The industry’s fastest crossbows are surpassing the 500 fps mark, but how much speed do you actually need in a hunting rig?
Each year, manufacturers seem to squeak out a few more fps from their ultra powerful crossbows. Although the numbers are impressive and these ultra-fast crossbows tend to be more accurate at longer range, the reality is you don’t need anywhere near 500 fps for most hunting scenarios.
With the proper setup and shot placement, compound bows — which average 300-350 fps — can accomplish complete pass-throughs on most big game. And bowhunters have been killing bucks with 150-175 fps recurves since long before our time.
So while the extra speed is always nice to have, it’s not truly necessary to get the job done. And those added fps might be harder on your wallet.
In fact, these lightning fast crossbows — and the marketing that goes behind them — can actually give hunters a false sense of confidence and lead to less-than-ideal shots. Just because a crossbow can punch bullseyes at 100 yards doesn’t mean you should take that same type of shot on a living, breathing animal.
If you have a need for speed and love a high-velocity setup, then go for one of the fastest crossbows available. But keep in mind it’s not the only — or even the single most important — factor to consider in a hunting crossbow.
Kinetic energy, accuracy, maneuverability, stealth — these qualities play an arguably bigger role in hunting performance than speed alone. A well-rounded package that shoots 450 fps could serve you better than one that hits 500 fps but is loud, unbalanced, and unwieldy.
In terms of speed, just about any crossbow on the market today has what it takes. Don’t get too caught up in a single spec.
4 thoughts on “How Fast Does Your Crossbow Really Need To Be?”
Some expressive specs!

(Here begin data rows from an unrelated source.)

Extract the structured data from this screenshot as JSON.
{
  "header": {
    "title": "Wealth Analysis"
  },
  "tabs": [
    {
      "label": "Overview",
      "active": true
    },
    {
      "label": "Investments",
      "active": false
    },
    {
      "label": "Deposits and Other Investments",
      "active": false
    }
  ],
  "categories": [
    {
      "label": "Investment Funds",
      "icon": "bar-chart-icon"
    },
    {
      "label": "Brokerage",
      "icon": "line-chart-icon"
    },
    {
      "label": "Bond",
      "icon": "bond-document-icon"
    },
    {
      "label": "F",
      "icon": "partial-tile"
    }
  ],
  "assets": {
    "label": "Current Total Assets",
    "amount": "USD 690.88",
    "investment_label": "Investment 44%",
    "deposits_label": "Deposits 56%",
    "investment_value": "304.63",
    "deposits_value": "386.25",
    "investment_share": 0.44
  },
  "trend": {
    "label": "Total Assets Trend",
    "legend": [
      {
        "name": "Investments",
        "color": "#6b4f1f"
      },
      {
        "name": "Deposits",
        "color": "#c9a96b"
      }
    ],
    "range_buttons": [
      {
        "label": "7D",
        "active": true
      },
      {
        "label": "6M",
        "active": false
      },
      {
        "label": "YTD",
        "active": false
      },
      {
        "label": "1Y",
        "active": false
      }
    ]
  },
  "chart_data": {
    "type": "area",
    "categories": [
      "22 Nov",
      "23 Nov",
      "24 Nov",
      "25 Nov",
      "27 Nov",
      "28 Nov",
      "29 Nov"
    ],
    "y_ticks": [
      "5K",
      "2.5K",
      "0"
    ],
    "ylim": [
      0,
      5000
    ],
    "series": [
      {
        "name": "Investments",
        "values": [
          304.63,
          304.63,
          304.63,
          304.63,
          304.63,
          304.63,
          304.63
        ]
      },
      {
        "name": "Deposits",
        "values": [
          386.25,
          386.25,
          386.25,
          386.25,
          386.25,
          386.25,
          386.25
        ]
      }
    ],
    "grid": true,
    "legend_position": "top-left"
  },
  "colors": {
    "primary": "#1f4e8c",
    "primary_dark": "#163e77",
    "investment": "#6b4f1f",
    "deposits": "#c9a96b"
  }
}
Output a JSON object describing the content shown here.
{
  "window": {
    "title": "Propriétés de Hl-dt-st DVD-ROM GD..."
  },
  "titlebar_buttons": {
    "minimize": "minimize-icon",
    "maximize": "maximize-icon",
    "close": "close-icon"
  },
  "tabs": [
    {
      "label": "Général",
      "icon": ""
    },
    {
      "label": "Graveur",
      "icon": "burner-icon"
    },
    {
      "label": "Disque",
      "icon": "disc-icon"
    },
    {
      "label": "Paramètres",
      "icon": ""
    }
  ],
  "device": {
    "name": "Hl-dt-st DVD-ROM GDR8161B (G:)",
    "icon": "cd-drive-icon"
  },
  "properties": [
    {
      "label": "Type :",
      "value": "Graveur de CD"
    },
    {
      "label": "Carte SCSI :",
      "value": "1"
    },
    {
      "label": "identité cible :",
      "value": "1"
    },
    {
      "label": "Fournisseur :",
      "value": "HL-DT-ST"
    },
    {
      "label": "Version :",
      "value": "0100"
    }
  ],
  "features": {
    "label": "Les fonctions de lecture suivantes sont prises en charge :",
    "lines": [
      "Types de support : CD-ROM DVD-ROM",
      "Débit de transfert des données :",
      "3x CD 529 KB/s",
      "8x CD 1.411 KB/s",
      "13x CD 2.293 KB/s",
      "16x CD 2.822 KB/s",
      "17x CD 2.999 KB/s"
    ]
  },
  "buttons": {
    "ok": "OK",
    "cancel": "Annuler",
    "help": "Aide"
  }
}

Technology is really pushing the performance on these modern crossbows. Wonder what the (real) effective hunting range would be.

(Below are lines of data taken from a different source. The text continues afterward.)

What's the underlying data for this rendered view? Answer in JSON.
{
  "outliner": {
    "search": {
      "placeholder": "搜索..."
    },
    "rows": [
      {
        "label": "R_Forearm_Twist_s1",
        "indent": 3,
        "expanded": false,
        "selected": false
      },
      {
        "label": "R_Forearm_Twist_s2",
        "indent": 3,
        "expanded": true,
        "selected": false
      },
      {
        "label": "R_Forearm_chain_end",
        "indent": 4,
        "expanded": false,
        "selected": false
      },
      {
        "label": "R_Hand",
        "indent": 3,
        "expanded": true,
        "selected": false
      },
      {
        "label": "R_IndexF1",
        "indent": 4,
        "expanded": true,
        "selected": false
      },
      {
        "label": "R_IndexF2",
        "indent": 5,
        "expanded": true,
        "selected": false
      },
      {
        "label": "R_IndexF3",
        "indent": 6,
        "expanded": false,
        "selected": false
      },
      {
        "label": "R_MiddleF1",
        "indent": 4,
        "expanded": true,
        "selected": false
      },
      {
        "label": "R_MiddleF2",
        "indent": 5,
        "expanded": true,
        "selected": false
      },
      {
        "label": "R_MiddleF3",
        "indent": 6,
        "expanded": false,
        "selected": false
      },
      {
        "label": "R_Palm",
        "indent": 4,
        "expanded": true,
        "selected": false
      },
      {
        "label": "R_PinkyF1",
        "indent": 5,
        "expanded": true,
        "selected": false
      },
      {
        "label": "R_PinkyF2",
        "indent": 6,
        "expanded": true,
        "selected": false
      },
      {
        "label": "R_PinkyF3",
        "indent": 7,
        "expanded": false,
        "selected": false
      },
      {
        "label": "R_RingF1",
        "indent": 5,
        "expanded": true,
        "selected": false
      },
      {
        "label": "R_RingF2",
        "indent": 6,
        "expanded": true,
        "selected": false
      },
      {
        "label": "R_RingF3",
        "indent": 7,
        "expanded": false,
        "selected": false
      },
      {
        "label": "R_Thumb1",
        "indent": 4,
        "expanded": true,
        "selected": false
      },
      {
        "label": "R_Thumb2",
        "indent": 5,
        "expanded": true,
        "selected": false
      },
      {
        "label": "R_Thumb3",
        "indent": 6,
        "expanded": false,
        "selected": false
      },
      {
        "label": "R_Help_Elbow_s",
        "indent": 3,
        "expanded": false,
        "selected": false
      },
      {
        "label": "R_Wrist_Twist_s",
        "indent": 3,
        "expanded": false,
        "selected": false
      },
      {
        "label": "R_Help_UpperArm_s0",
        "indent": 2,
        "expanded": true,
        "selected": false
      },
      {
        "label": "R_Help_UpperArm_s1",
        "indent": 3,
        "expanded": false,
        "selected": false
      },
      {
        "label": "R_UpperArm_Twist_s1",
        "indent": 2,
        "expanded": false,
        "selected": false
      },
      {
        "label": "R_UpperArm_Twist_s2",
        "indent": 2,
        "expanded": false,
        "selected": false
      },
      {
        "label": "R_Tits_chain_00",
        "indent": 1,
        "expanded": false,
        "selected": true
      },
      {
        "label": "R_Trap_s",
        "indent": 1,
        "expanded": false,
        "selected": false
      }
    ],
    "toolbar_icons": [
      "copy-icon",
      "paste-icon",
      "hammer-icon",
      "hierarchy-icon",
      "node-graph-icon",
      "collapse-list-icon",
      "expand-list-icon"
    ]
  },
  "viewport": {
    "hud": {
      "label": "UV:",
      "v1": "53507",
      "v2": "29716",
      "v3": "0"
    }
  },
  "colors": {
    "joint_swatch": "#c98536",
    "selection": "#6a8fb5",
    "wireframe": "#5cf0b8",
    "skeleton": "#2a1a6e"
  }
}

Spent a bit of time browsing through the models PA is offering. I’d be curious to test-drive a couple of them just to see what they were like.
The literature says they are quiet… relative to what? Can’t see that much power being “quiet” when shot, expect that every whitetail within 75 yards would be vacating the area. LOL!
Guessing that the bolts/broadheads would have to be carefully matched and tuned to get good flight at those high velocities.
You got me thinking about new crossbows, will check out some videos to learn more about them. I’m intrigued by mechanical devices that shoot 😉
You’re right — that “quietness” is certainly a relative term!
Maybe your next article should be on what makes an accurate crossbow? To paraphrase one of the commentariat “What good is a speedy bow of you can’t hit the target?”